- Varó, Inmaculada, Perini, Aurora, Torreblanca, Amparo, Garcia, Yaiza, Bergami, Elisa, Vannuccini, Maria L., Corsi, Ilaria
- The Science of the total environment 2019 v.675 pp. 570-580
- Artemia franciscana, acute exposure, aquatic environment, bioassays, biotransformation, carboxylesterase, cholinesterase, chronic exposure, enzyme activity, feeding behavior, gene expression, gene expression regulation, juvenile hormones, lipid peroxidation, marine ecosystems, models, molting, nanoplastics, nauplii, neurotoxicity, oxidative stress, plankton, polystyrenes, risk, seawater

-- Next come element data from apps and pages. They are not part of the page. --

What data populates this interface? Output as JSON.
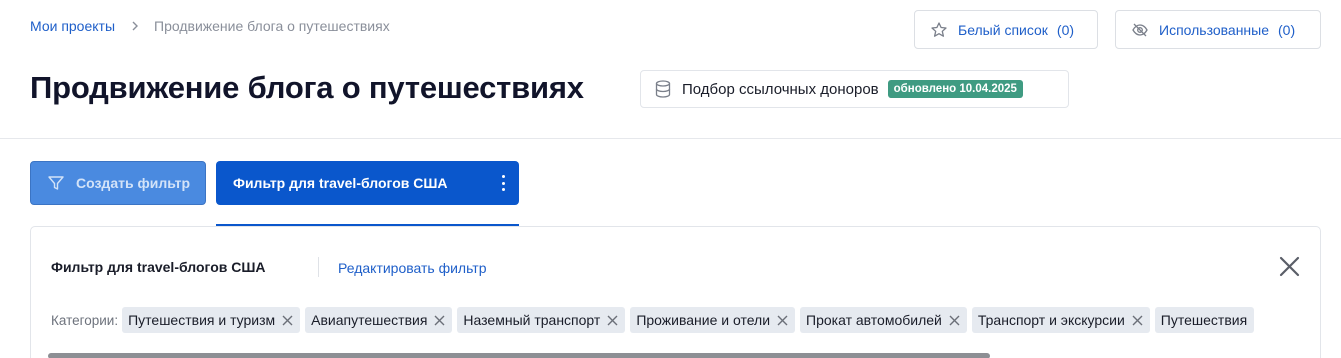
{
  "breadcrumb": {
    "root": "Мои проекты",
    "current": "Продвижение блога о путешествиях"
  },
  "top_actions": {
    "whitelist": {
      "label": "Белый список",
      "count": "(0)"
    },
    "used": {
      "label": "Использованные",
      "count": "(0)"
    }
  },
  "page_title": "Продвижение блога о путешествиях",
  "service": {
    "label": "Подбор ссылочных доноров",
    "badge": "обновлено 10.04.2025"
  },
  "filters": {
    "create_label": "Создать фильтр",
    "active_tab_label": "Фильтр для travel-блогов США"
  },
  "panel": {
    "title": "Фильтр для travel-блогов США",
    "edit_label": "Редактировать фильтр",
    "categories_label": "Категории:",
    "categories": [
      "Путешествия и туризм",
      "Авиапутешествия",
      "Наземный транспорт",
      "Проживание и отели",
      "Прокат автомобилей",
      "Транспорт и экскурсии",
      "Путешествия"
    ]
  },
  "colors": {
    "primary": "#0a57cc",
    "link": "#1f5fc9",
    "badge": "#3f9b82",
    "create_button": "#4a8ae0"
  },
  "icons": [
    "chevron-right-icon",
    "star-icon",
    "eye-off-icon",
    "database-icon",
    "filter-icon",
    "kebab-icon",
    "close-icon",
    "tag-remove-icon"
  ]
}
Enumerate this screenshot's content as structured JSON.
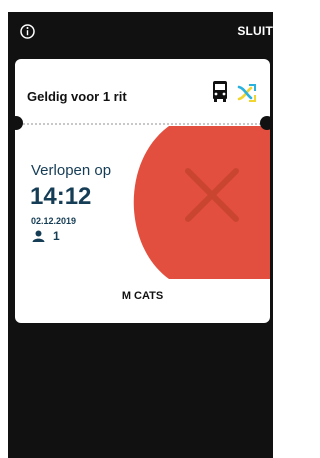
{
  "topbar": {
    "info_icon": "info-circle-icon",
    "close_label": "SLUIT"
  },
  "ticket": {
    "title": "Geldig voor 1 rit",
    "icons": [
      "bus-icon",
      "transfer-icon"
    ],
    "expires_label": "Verlopen op",
    "expires_time": "14:12",
    "expires_date": "02.12.2019",
    "passengers": "1",
    "operator": "M CATS"
  },
  "colors": {
    "background": "#111111",
    "card": "#ffffff",
    "expired_red": "#e34f3f",
    "expired_x": "#c9452f",
    "text_navy": "#163d56",
    "transfer_yellow": "#f1d531",
    "transfer_blue": "#2ab1de"
  }
}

- Micro- (<5 mm) and nanoplastics (<1 μm) are emerging threats for marine ecosystems worldwide. Brine shrimp Artemia is recognized as a suitable model among planktonic species for studying the impact of polystyrene nanoparticles (PS NPs) through short and long-term bioassays. Our study aims to evaluate the time-dependent effects of cationic amino-modified PS-NH2 (50 nm) in A. franciscana after short- (48 h) and long-term exposure (14 days). For this purpose, nauplii were exposed to a concentration range of PS-NH2 (0.1, 1, 3 and 10 μg/mL) in natural sea water (NSW), and physiological, biochemical and molecular responses were investigated. Short-term exposure to PS-NH2 caused a decrease in nauplii growth and affected the development in a concentration-dependent manner, long-term exposure impaired the survival, but not the growth and feeding behavior. Oxidative stress was detected after short term exposure as the decrease in the activity of antioxidant enzymes, and was fully evident in the long-term as lipid peroxidation, suggesting an accumulative effect. The decrease in Cholinesterase (ChE) activity observed indicates possible neurotoxic action of PS-NH2. Also, Carboxylesterase (CbE) inhibition by PS-NH2, described for the first time in this study, anticipates potential effects in biotransformation of exogenous and endogenous compounds, being the crustacean juvenile hormone methyl farnesoate (MF) that regulates development and molting, one candidate. Furthermore, short- and long-term exposure to PS-NH2 affect the expression of genes involved in cell protection, development and molting. Overall, our results reveal that low PS-NH2 concentrations induce physiological, biochemical and molecular (changes in gene expression) alterations in Artemia, and point at their potential risk for this model organism, supporting the general concern about nanoplastics occurrences in aquatic environments and their ability to represent an ecological threat for aquatic zooplanktonic species.